::: DATASET ENTRIES :::

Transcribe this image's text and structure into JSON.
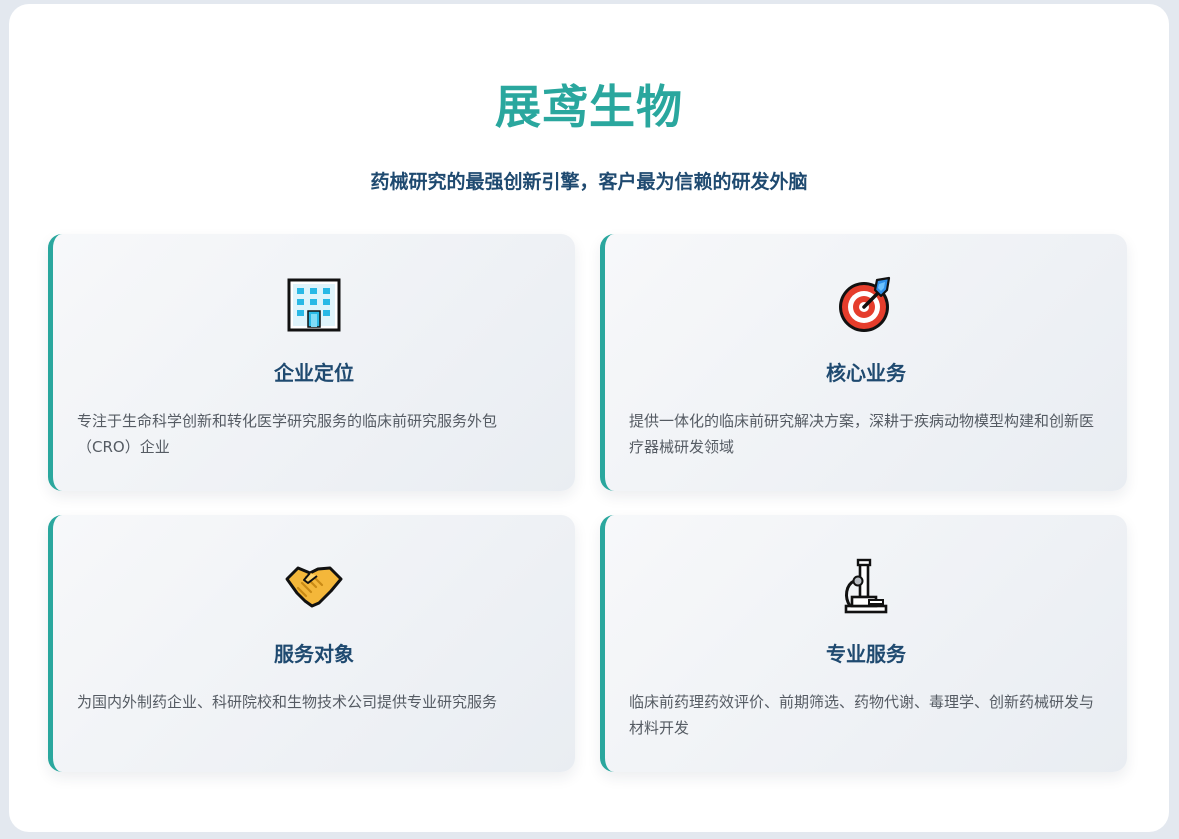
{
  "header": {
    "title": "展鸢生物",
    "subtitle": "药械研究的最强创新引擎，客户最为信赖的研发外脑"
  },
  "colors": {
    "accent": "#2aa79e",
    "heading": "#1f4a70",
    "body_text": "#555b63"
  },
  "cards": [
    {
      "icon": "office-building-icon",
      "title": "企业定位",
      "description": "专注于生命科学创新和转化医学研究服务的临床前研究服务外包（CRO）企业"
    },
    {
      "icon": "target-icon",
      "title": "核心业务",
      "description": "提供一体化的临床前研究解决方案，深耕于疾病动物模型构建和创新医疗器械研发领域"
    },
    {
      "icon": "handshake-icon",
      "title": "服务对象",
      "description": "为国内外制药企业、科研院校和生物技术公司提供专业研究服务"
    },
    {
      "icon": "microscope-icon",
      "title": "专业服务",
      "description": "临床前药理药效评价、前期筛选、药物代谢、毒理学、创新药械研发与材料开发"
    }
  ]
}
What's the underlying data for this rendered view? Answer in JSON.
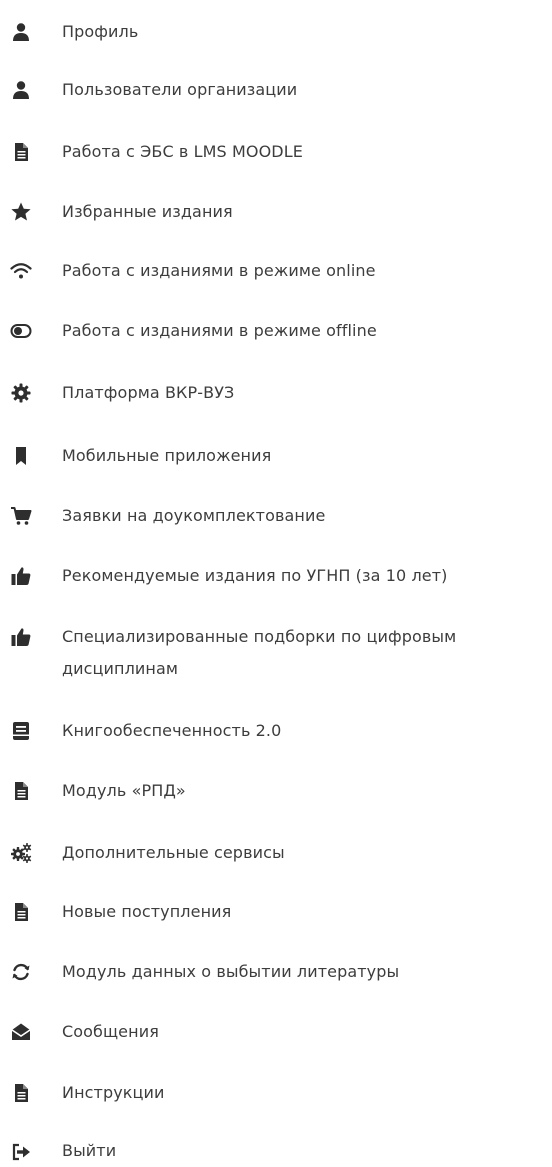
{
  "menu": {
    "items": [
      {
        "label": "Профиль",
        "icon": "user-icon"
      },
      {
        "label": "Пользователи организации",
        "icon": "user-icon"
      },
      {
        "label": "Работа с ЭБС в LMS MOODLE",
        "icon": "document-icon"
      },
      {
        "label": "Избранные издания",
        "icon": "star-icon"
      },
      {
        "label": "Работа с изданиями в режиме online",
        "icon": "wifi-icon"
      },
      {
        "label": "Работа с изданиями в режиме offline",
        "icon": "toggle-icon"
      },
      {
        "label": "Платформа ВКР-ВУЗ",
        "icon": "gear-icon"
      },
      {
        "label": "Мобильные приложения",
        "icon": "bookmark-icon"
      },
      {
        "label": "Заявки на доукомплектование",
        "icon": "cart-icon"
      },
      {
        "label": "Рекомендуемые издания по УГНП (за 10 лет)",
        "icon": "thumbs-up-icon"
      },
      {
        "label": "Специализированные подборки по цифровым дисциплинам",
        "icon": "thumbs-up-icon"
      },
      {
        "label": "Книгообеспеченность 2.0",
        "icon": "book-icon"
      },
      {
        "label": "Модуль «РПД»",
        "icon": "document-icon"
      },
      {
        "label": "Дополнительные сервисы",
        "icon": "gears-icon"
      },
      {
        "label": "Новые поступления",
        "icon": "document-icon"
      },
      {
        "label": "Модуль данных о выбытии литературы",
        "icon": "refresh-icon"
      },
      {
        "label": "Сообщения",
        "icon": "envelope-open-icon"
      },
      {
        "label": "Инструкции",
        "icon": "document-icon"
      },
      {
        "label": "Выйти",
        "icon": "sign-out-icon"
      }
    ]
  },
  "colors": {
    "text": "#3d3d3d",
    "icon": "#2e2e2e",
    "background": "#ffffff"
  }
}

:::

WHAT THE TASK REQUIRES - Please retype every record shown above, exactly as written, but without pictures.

YOUR SOLUTION -
Transcribe this image's text and structure into JSON.
{
  "header": {
    "title": "展鸢生物",
    "subtitle": "药械研究的最强创新引擎，客户最为信赖的研发外脑"
  },
  "colors": {
    "accent": "#2aa79e",
    "heading": "#1f4a70",
    "body_text": "#555b63"
  },
  "cards": [
    {
      "icon": "office-building-icon",
      "title": "企业定位",
      "description": "专注于生命科学创新和转化医学研究服务的临床前研究服务外包（CRO）企业"
    },
    {
      "icon": "target-icon",
      "title": "核心业务",
      "description": "提供一体化的临床前研究解决方案，深耕于疾病动物模型构建和创新医疗器械研发领域"
    },
    {
      "icon": "handshake-icon",
      "title": "服务对象",
      "description": "为国内外制药企业、科研院校和生物技术公司提供专业研究服务"
    },
    {
      "icon": "microscope-icon",
      "title": "专业服务",
      "description": "临床前药理药效评价、前期筛选、药物代谢、毒理学、创新药械研发与材料开发"
    }
  ]
}
What's the underlying data for this rendered view? Answer in JSON.
{
  "menu": {
    "items": [
      {
        "label": "Профиль",
        "icon": "user-icon"
      },
      {
        "label": "Пользователи организации",
        "icon": "user-icon"
      },
      {
        "label": "Работа с ЭБС в LMS MOODLE",
        "icon": "document-icon"
      },
      {
        "label": "Избранные издания",
        "icon": "star-icon"
      },
      {
        "label": "Работа с изданиями в режиме online",
        "icon": "wifi-icon"
      },
      {
        "label": "Работа с изданиями в режиме offline",
        "icon": "toggle-icon"
      },
      {
        "label": "Платформа ВКР-ВУЗ",
        "icon": "gear-icon"
      },
      {
        "label": "Мобильные приложения",
        "icon": "bookmark-icon"
      },
      {
        "label": "Заявки на доукомплектование",
        "icon": "cart-icon"
      },
      {
        "label": "Рекомендуемые издания по УГНП (за 10 лет)",
        "icon": "thumbs-up-icon"
      },
      {
        "label": "Специализированные подборки по цифровым дисциплинам",
        "icon": "thumbs-up-icon"
      },
      {
        "label": "Книгообеспеченность 2.0",
        "icon": "book-icon"
      },
      {
        "label": "Модуль «РПД»",
        "icon": "document-icon"
      },
      {
        "label": "Дополнительные сервисы",
        "icon": "gears-icon"
      },
      {
        "label": "Новые поступления",
        "icon": "document-icon"
      },
      {
        "label": "Модуль данных о выбытии литературы",
        "icon": "refresh-icon"
      },
      {
        "label": "Сообщения",
        "icon": "envelope-open-icon"
      },
      {
        "label": "Инструкции",
        "icon": "document-icon"
      },
      {
        "label": "Выйти",
        "icon": "sign-out-icon"
      }
    ]
  },
  "colors": {
    "text": "#3d3d3d",
    "icon": "#2e2e2e",
    "background": "#ffffff"
  }
}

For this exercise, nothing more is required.